As time passed and her collection evolved, she felt the pull of sparkling vintage jewelry and sought out quirky paste pieces spanning every era. Today she’s mixing pearls with vintage trappings — a spherical rhinestone-encrusted hatpin re-engineered as a bracelet, a cluster of old chains made more luminous with a handful of pearls. “Many of my pieces are big statement jewels,” she says. “They started getting more dramatic as my tastes evolved in a more modern way.”

As her vision in the world of jewelry — real and faux — widened, so did the variety of art and furniture in the Herring home. Joanie gravitated back to mid-century classics such as vintage Saarinen chairs, Jean-Michel Frank stools and Knoll cocktail tables, combined with contemporary Kartell stools by Philippe Stark and European and Asian antiques. She also embraced pure, saturated colors such as red, orange and purple with abandon.

And speaking of palettes … While she hasn’t totally abandoned the trappings of her past, Joanie the artist has developed a way to reinvent tradition through her paintings. “I find the frame first,” she says. “Usually it’s an old frame with gold leaf that I paint on, and then I envision what I’d like to place inside it.” She forages flea markets and estate sales for such inspirations and has even acquired glass-front frames that once held works on paper. Using the reverse side of the glass, she creates a translucent canvas for her abstractions, many of which “bleed” onto the frame. “It connects the work to the frame in a sense,” she says.

As her work in both paint and pearls continues to evolve, so will the house you see before you. All three are tied as inexorably to one another as they are to the woman who creates them.

For more of Joanie Herring’s vibrant living, click on 'launch slideshow' above.

As her work in both paint and pearls continues to evolve, so will the house you see before you.

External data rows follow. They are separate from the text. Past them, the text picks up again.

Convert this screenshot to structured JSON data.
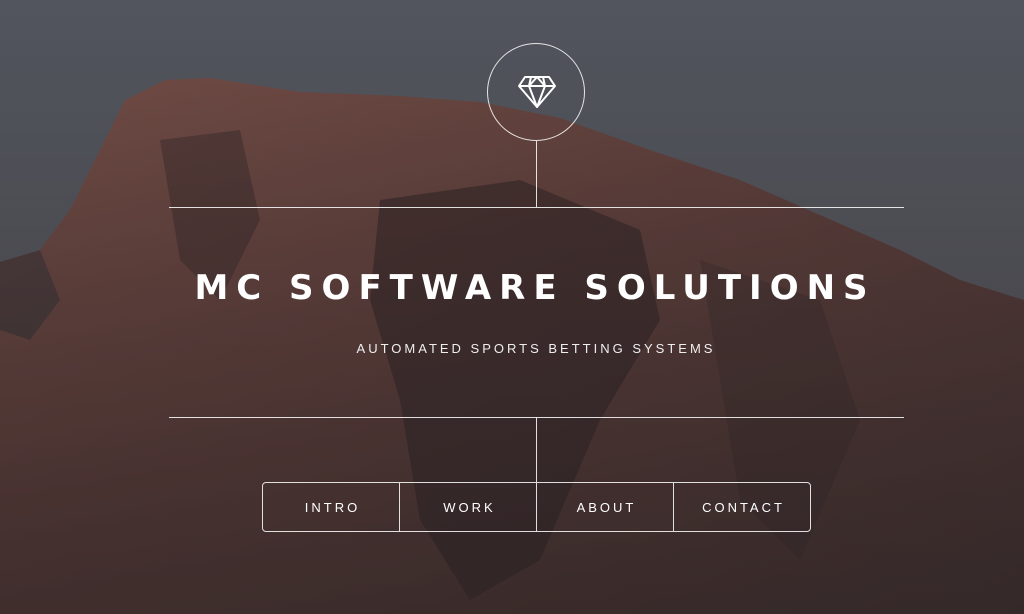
{
  "header": {
    "logo_icon": "diamond-icon",
    "title": "MC SOFTWARE SOLUTIONS",
    "subtitle": "AUTOMATED SPORTS BETTING SYSTEMS"
  },
  "nav": {
    "items": [
      {
        "label": "INTRO"
      },
      {
        "label": "WORK"
      },
      {
        "label": "ABOUT"
      },
      {
        "label": "CONTACT"
      }
    ]
  },
  "colors": {
    "sky": "#5f636c",
    "rock": "#7a4f47",
    "rock_dark": "#3b2a2a",
    "line": "#ffffff"
  }
}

All three are tied as inexorably to one another as they are to the woman who creates them.